To do »
Go line by line through the entries below and count those containing the string "subtitle"; give only the count.

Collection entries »
····················
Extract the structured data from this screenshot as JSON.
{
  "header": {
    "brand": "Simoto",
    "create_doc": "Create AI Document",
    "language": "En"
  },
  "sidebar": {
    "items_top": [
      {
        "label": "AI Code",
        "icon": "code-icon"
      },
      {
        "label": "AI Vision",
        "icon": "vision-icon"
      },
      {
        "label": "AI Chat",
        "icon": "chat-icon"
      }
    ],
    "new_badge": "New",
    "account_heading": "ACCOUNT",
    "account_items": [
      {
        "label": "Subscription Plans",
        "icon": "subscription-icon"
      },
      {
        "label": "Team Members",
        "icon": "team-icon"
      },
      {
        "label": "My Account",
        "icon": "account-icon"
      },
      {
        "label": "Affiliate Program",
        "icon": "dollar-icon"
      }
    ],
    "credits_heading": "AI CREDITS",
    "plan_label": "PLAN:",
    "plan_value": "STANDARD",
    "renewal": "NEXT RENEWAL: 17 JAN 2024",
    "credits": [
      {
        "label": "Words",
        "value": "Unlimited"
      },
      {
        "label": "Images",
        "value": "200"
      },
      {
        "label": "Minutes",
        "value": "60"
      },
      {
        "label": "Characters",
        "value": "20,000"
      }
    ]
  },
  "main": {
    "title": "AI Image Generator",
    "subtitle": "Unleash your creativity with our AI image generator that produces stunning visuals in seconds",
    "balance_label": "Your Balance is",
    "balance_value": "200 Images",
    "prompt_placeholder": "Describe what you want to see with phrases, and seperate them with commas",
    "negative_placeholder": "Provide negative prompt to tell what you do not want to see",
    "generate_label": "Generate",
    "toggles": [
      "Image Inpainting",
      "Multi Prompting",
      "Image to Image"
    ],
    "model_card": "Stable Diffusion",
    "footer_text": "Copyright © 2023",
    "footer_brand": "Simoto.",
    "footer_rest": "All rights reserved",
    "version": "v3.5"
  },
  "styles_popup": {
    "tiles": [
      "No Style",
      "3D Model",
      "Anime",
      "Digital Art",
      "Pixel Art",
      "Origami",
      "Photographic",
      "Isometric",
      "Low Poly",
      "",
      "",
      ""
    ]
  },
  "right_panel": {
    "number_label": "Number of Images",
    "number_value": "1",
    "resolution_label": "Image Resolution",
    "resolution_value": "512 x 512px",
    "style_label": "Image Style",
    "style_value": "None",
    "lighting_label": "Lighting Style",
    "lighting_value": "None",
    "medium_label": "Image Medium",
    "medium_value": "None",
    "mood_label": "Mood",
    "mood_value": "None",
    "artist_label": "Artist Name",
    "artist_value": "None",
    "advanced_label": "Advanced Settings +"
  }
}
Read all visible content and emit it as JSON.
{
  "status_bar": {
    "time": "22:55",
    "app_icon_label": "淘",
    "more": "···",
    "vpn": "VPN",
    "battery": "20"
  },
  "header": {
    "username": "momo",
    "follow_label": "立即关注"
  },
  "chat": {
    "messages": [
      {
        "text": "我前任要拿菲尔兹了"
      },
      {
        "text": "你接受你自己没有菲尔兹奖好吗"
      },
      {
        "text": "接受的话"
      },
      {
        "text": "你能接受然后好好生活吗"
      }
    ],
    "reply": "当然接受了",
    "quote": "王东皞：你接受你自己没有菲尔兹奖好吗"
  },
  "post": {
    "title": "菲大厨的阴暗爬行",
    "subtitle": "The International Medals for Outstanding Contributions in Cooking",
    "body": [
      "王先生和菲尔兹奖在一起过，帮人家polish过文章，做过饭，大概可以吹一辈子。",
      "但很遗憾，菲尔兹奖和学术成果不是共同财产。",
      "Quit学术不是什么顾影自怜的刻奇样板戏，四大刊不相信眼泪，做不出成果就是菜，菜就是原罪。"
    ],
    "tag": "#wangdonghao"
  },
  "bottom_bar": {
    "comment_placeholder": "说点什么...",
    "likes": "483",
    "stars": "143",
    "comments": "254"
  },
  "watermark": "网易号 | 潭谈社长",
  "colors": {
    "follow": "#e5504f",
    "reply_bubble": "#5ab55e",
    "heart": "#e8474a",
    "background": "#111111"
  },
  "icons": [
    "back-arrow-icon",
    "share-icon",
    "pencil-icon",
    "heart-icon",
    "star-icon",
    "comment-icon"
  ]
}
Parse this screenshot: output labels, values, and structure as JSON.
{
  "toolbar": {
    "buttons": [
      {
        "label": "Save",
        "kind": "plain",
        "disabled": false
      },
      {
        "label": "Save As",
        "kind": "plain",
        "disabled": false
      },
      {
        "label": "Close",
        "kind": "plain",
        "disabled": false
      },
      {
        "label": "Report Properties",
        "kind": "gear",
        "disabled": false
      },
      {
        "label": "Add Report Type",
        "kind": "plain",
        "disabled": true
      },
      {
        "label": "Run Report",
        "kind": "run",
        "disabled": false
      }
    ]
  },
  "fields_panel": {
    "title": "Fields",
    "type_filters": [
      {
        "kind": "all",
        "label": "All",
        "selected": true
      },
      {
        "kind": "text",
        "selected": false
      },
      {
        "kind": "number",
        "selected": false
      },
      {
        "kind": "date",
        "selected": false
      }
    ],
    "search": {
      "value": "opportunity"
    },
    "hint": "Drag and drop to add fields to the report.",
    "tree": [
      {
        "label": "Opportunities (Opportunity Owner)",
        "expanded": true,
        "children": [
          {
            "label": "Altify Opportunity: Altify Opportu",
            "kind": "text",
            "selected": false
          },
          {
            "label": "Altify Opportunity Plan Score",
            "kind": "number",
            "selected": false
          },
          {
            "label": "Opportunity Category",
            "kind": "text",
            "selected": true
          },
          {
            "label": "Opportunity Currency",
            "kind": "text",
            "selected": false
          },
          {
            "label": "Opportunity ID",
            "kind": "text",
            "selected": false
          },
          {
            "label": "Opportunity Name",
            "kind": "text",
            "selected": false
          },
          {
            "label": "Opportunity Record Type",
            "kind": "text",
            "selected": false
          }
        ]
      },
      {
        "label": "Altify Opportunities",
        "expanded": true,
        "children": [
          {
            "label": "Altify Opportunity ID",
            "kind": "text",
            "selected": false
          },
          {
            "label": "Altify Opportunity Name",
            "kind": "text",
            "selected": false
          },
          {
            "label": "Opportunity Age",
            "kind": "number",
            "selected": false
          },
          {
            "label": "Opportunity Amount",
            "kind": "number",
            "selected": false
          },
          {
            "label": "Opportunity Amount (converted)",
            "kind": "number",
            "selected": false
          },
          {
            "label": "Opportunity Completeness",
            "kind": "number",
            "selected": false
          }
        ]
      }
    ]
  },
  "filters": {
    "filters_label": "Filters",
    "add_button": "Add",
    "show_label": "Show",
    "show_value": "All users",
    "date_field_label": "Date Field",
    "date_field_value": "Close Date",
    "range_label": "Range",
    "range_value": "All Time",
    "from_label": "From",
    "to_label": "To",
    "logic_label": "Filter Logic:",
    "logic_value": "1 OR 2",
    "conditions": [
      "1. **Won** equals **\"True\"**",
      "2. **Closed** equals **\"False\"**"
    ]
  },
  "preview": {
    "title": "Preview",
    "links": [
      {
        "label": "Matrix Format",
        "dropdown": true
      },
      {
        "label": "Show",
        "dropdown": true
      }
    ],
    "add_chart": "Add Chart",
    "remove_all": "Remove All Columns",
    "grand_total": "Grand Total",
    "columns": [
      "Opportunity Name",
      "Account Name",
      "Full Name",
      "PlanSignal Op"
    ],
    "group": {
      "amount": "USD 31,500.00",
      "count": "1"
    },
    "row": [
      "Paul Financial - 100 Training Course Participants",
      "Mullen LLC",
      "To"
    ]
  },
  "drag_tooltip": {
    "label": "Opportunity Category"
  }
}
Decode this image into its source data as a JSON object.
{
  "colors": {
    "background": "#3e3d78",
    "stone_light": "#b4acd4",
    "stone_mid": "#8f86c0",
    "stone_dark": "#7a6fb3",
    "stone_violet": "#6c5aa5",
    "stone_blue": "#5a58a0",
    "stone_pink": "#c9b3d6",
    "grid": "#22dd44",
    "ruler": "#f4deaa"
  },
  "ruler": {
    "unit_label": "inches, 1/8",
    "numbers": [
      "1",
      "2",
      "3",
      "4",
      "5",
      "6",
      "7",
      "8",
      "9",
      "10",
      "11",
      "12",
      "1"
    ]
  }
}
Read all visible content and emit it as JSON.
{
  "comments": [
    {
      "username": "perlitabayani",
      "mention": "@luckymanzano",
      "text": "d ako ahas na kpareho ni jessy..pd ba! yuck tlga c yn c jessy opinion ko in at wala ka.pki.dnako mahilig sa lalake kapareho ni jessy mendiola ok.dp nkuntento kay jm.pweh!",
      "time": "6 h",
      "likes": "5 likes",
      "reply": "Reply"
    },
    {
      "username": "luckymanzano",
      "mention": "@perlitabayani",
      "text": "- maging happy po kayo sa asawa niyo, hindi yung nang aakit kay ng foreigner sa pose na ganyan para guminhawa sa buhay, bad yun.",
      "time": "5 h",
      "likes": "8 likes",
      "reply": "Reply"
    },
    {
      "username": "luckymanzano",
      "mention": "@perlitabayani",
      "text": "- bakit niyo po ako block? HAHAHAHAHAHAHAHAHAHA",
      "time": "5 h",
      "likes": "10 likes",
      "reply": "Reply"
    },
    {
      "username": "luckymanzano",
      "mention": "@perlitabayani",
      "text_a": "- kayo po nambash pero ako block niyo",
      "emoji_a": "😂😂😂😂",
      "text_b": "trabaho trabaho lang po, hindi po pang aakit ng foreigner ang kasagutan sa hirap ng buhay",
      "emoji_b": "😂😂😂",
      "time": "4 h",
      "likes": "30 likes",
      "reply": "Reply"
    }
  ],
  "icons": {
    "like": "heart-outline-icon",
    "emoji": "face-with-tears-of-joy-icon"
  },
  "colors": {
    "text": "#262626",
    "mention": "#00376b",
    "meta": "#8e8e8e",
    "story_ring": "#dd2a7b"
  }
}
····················
Your solution »
2